Despite the increase, the state's employment level remains at an all-time high for the month, said John P. O'Connor, secretary of the state Department of Labor, Licensing and Regulation, in a statement.

The number of people employed in January was 2.7 million, down about 33,930 from December. Layoffs are typical in January as retailers shed workers after the holidays and construction work slows in winter.

State officials say the retail industry outpaced other sectors of the state's economy in reducing staff. Business, agricultural and amusement services also downsized.

"There are simply too many retailers chasing too few dollars," Basu said. However, January's seasonal layoffs are in keeping with what has occurred in recent years, he said.

Unemployment in Baltimore City was 7.8 percent, up from 6.7 percent in December, but near the 7.9 percent recorded in January 2000. The Baltimore metropolitan area recorded unemployment of 4.3 percent, an increase of 0.6 percent from December but equal to January 2000.

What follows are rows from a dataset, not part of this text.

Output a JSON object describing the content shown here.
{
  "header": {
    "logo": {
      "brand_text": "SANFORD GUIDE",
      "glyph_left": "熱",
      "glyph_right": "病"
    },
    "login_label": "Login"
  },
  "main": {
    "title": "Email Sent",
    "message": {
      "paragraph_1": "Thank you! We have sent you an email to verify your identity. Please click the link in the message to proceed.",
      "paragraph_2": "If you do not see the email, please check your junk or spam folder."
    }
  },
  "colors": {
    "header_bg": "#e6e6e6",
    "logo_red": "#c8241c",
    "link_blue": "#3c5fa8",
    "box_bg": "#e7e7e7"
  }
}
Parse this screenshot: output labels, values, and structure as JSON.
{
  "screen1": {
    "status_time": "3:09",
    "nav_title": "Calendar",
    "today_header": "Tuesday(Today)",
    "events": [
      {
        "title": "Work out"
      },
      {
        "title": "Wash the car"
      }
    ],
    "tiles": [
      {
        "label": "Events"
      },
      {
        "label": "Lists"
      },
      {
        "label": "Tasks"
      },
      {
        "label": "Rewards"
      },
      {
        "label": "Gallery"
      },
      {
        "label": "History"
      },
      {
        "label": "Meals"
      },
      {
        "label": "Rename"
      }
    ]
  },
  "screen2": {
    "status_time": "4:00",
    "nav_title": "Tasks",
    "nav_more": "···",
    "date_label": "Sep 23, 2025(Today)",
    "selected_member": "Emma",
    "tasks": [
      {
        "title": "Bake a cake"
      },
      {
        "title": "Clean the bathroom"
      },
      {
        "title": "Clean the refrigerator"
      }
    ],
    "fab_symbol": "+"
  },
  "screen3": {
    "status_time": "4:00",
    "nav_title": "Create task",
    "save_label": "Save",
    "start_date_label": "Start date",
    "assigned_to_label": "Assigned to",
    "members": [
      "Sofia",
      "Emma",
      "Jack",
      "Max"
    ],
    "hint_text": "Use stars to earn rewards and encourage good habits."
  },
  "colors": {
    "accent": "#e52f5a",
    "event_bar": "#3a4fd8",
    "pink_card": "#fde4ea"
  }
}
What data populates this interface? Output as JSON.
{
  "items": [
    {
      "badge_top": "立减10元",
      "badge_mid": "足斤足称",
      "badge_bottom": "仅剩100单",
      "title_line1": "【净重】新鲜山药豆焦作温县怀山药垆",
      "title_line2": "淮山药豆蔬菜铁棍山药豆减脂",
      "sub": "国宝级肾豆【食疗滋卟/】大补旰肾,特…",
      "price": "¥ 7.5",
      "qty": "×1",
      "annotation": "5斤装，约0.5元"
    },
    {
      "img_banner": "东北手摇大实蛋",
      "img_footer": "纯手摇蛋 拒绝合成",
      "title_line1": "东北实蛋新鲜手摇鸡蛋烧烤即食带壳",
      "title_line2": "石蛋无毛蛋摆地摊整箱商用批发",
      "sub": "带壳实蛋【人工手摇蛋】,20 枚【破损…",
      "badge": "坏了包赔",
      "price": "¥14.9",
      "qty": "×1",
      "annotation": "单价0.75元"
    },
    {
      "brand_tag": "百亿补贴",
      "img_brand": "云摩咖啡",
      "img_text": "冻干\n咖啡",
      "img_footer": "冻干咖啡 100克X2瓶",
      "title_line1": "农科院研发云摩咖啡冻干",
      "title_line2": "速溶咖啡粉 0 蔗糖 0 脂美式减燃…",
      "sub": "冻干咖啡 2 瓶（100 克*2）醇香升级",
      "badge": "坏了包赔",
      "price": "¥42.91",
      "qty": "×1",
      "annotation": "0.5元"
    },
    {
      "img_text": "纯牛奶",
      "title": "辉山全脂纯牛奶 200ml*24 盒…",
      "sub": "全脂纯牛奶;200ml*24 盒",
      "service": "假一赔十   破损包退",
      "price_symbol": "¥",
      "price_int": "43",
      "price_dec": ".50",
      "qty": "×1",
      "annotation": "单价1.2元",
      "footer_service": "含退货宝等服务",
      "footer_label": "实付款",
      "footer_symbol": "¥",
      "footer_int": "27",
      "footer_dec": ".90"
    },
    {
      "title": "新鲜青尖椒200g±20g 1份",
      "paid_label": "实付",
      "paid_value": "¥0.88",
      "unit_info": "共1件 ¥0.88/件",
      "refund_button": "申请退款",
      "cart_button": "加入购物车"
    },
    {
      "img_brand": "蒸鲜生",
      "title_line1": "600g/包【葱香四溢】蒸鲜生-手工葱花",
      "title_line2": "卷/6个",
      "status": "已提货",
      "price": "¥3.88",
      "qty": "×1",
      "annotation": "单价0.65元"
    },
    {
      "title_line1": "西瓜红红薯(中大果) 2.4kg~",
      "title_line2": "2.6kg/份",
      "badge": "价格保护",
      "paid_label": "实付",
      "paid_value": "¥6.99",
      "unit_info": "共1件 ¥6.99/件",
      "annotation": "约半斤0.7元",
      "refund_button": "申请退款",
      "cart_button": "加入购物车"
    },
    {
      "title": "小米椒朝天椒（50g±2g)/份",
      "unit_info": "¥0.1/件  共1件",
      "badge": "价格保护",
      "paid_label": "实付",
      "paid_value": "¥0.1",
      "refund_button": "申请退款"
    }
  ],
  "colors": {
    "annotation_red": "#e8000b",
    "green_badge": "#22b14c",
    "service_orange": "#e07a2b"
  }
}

Howard and Montgomery counties led the Baltimore-Washington metro areas with an unemployment rate of just 1.7 percent. They were followed by Charles County (2.4 percent), Anne Arundel (2.5 percent), Calvert (2.5 percent), Frederick (2.8 percent), Carroll (3.2 percent), Queen Anne's (3.6 percent), Harford (4.1 percent) and Baltimore (4.3 percent).

Baltimore Sun Articles
Please note the green-lined linked article text has been applied commercially without any involvement from our newsroom editors, reporters or any other editorial staff.